The SPE Innovation Awards recognize the most innovative use of plastics in the automotive industry. Winners are selected by a panel of blue ribbon judges made up of retired industry leaders and members of the media. The awards were presented last Thursday evening in Livonia, Mich.
"Dana continuously seeks opportunities to add value for our customers," said Dana Chief Technical Officer George Constand. "This award for innovation is a great example of close collaboration among customers and suppliers."
The oil pan is the first North American commercial application to utilize ULTRAMID B3ZG7 OSI "Optimized for Stone Impact" thermoplastic material from BASF. The material combines a glass-filled polyamide 6 polymer with a proprietary impact modifier designed to achieve superior long-term impact performance and to withstand attack from road salts. The pan also incorporates a highly-engineered rib pattern designed to survive multiple impacts by absorbing and dissipating the energy in the pan structure.
"Our collaboration with BASF and Ford on the thermoplastic oil pan addresses Ford’s need for lightweight products that meet or exceed the company’s uncompromising performance standards on its flagship truck platform," said David Nash, director of research and development for the Dana Sealing Products Group. "By integrating the core capabilities of all organizations, we’ve developed an extremely durable, award-winning solution that delivers high customer value."

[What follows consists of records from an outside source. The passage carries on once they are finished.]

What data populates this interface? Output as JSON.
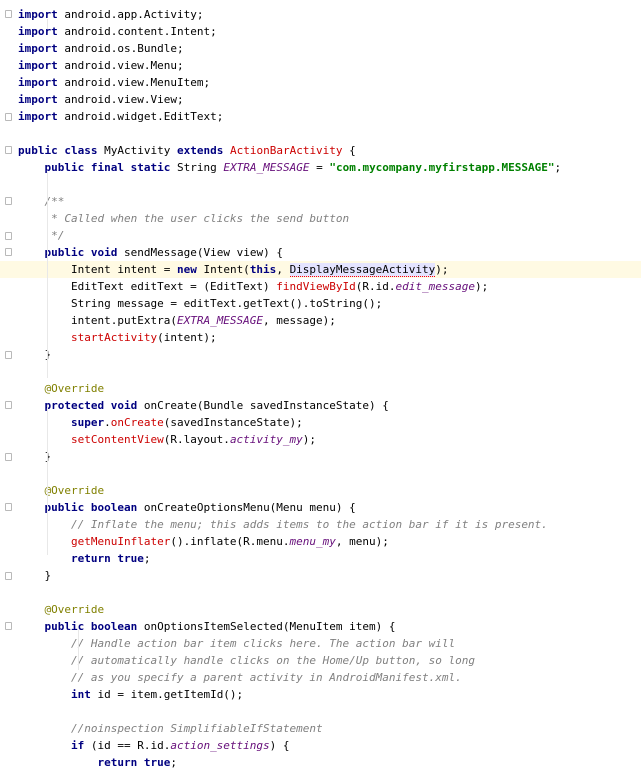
{
  "editor": {
    "language": "Java",
    "caret_line": 15,
    "colors": {
      "keyword": "#000080",
      "string": "#008000",
      "comment": "#808080",
      "annotation": "#808000",
      "unresolved": "#cc0000",
      "field": "#660e7a",
      "caret_line": "#fffae3"
    },
    "lines": [
      "import android.app.Activity;",
      "import android.content.Intent;",
      "import android.os.Bundle;",
      "import android.view.Menu;",
      "import android.view.MenuItem;",
      "import android.view.View;",
      "import android.widget.EditText;",
      "",
      "public class MyActivity extends ActionBarActivity {",
      "    public final static String EXTRA_MESSAGE = \"com.mycompany.myfirstapp.MESSAGE\";",
      "",
      "    /**",
      "     * Called when the user clicks the send button",
      "     */",
      "    public void sendMessage(View view) {",
      "        Intent intent = new Intent(this, DisplayMessageActivity);",
      "        EditText editText = (EditText) findViewById(R.id.edit_message);",
      "        String message = editText.getText().toString();",
      "        intent.putExtra(EXTRA_MESSAGE, message);",
      "        startActivity(intent);",
      "    }",
      "",
      "    @Override",
      "    protected void onCreate(Bundle savedInstanceState) {",
      "        super.onCreate(savedInstanceState);",
      "        setContentView(R.layout.activity_my);",
      "    }",
      "",
      "    @Override",
      "    public boolean onCreateOptionsMenu(Menu menu) {",
      "        // Inflate the menu; this adds items to the action bar if it is present.",
      "        getMenuInflater().inflate(R.menu.menu_my, menu);",
      "        return true;",
      "    }",
      "",
      "    @Override",
      "    public boolean onOptionsItemSelected(MenuItem item) {",
      "        // Handle action bar item clicks here. The action bar will",
      "        // automatically handle clicks on the Home/Up button, so long",
      "        // as you specify a parent activity in AndroidManifest.xml.",
      "        int id = item.getItemId();",
      "",
      "        //noinspection SimplifiableIfStatement",
      "        if (id == R.id.action_settings) {",
      "            return true;"
    ]
  }
}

The oil pan was designed to withstand the most rugged conditions, including stone impacts and temperature extremes. It also provides reductions in noise, vibration and harshness for increased customer satisfaction. Additionally, the lightweight resin material, combined with the oil pan’s unique ribbed design, offers significant weight reduction of up to 40 percent — and cost savings of up to 30 percent — when compared with cast aluminum.
Further, the use of plastic easily allows for the incorporation of additional components such as oil sensors, baffles, etc., which is not possible using stamped steel.
Also unique to the oil pan is the use of an easy-access, patent-pending plastic drain plug — the first of its kind — which features a cam lock-fastening system that can be opened or resealed by hand or with a standard 3/8-inch socket. The drain plug was designed so that excessive torque, when applied to the plug, will not damage the pan.
"Designing and demonstrating long-term stone impact performance similar to or better than current metallic oil pans was the key requirement for us to penetrate the North American market," said Mark Minnichelli, BASF Engineering Plastics Technology director.
Dana will supply the oil pan as part of a complete module that includes the oil pan, gasket, fastening system and drain plug assembly. Additionally, Dana will continue to supply Spicer front axles and rear driveshafts for the truck.
Dana will manufacture the oil pan module at its Composite Sealing Center in Paris, Tenn., before shipping to Ford’s engine assembly facility in Chihuahua, Mexico.